Work instructions ▸
Set down the data that follows, exactly and completely.

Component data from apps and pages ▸
******
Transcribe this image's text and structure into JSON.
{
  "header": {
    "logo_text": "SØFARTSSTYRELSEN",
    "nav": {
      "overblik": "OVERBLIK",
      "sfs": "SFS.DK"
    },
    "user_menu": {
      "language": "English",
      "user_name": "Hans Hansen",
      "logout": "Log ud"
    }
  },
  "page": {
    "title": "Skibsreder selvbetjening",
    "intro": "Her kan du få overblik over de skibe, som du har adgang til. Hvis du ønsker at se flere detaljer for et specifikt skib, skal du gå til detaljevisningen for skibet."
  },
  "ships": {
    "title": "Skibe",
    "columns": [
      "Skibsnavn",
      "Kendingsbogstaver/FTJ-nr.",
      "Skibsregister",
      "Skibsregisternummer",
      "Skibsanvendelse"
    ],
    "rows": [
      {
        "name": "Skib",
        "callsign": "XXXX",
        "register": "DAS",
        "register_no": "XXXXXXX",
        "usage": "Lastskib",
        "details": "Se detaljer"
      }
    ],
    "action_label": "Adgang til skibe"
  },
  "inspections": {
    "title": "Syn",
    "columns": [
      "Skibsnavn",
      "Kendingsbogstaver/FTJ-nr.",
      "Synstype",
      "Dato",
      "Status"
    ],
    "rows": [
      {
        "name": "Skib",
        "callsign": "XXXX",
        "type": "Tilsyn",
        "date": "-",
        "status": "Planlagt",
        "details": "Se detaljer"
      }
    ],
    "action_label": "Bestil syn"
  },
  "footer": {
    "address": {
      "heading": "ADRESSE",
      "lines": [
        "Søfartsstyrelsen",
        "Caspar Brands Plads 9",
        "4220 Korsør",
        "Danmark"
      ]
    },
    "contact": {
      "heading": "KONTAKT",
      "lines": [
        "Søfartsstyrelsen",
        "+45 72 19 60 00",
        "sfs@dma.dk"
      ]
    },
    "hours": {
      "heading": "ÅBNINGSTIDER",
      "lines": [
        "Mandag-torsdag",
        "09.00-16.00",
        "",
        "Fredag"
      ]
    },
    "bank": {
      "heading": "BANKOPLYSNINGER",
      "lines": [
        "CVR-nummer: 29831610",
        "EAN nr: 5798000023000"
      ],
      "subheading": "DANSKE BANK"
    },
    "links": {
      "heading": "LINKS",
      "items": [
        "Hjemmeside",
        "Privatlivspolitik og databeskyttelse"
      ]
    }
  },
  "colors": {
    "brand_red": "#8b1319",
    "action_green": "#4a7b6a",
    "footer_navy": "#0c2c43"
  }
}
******
Response below ▸
Transcribe this image's text and structure into JSON.
{
  "header": {
    "logo_text": "SØFARTSSTYRELSEN",
    "nav": {
      "overblik": "OVERBLIK",
      "sfs": "SFS.DK"
    },
    "user_menu": {
      "language": "English",
      "user_name": "Hans Hansen",
      "logout": "Log ud"
    }
  },
  "page": {
    "title": "Skibsreder selvbetjening",
    "intro": "Her kan du få overblik over de skibe, som du har adgang til. Hvis du ønsker at se flere detaljer for et specifikt skib, skal du gå til detaljevisningen for skibet."
  },
  "ships": {
    "title": "Skibe",
    "columns": [
      "Skibsnavn",
      "Kendingsbogstaver/FTJ-nr.",
      "Skibsregister",
      "Skibsregisternummer",
      "Skibsanvendelse"
    ],
    "rows": [
      {
        "name": "Skib",
        "callsign": "XXXX",
        "register": "DAS",
        "register_no": "XXXXXXX",
        "usage": "Lastskib",
        "details": "Se detaljer"
      }
    ],
    "action_label": "Adgang til skibe"
  },
  "inspections": {
    "title": "Syn",
    "columns": [
      "Skibsnavn",
      "Kendingsbogstaver/FTJ-nr.",
      "Synstype",
      "Dato",
      "Status"
    ],
    "rows": [
      {
        "name": "Skib",
        "callsign": "XXXX",
        "type": "Tilsyn",
        "date": "-",
        "status": "Planlagt",
        "details": "Se detaljer"
      }
    ],
    "action_label": "Bestil syn"
  },
  "footer": {
    "address": {
      "heading": "ADRESSE",
      "lines": [
        "Søfartsstyrelsen",
        "Caspar Brands Plads 9",
        "4220 Korsør",
        "Danmark"
      ]
    },
    "contact": {
      "heading": "KONTAKT",
      "lines": [
        "Søfartsstyrelsen",
        "+45 72 19 60 00",
        "sfs@dma.dk"
      ]
    },
    "hours": {
      "heading": "ÅBNINGSTIDER",
      "lines": [
        "Mandag-torsdag",
        "09.00-16.00",
        "",
        "Fredag"
      ]
    },
    "bank": {
      "heading": "BANKOPLYSNINGER",
      "lines": [
        "CVR-nummer: 29831610",
        "EAN nr: 5798000023000"
      ],
      "subheading": "DANSKE BANK"
    },
    "links": {
      "heading": "LINKS",
      "items": [
        "Hjemmeside",
        "Privatlivspolitik og databeskyttelse"
      ]
    }
  },
  "colors": {
    "brand_red": "#8b1319",
    "action_green": "#4a7b6a",
    "footer_navy": "#0c2c43"
  }
}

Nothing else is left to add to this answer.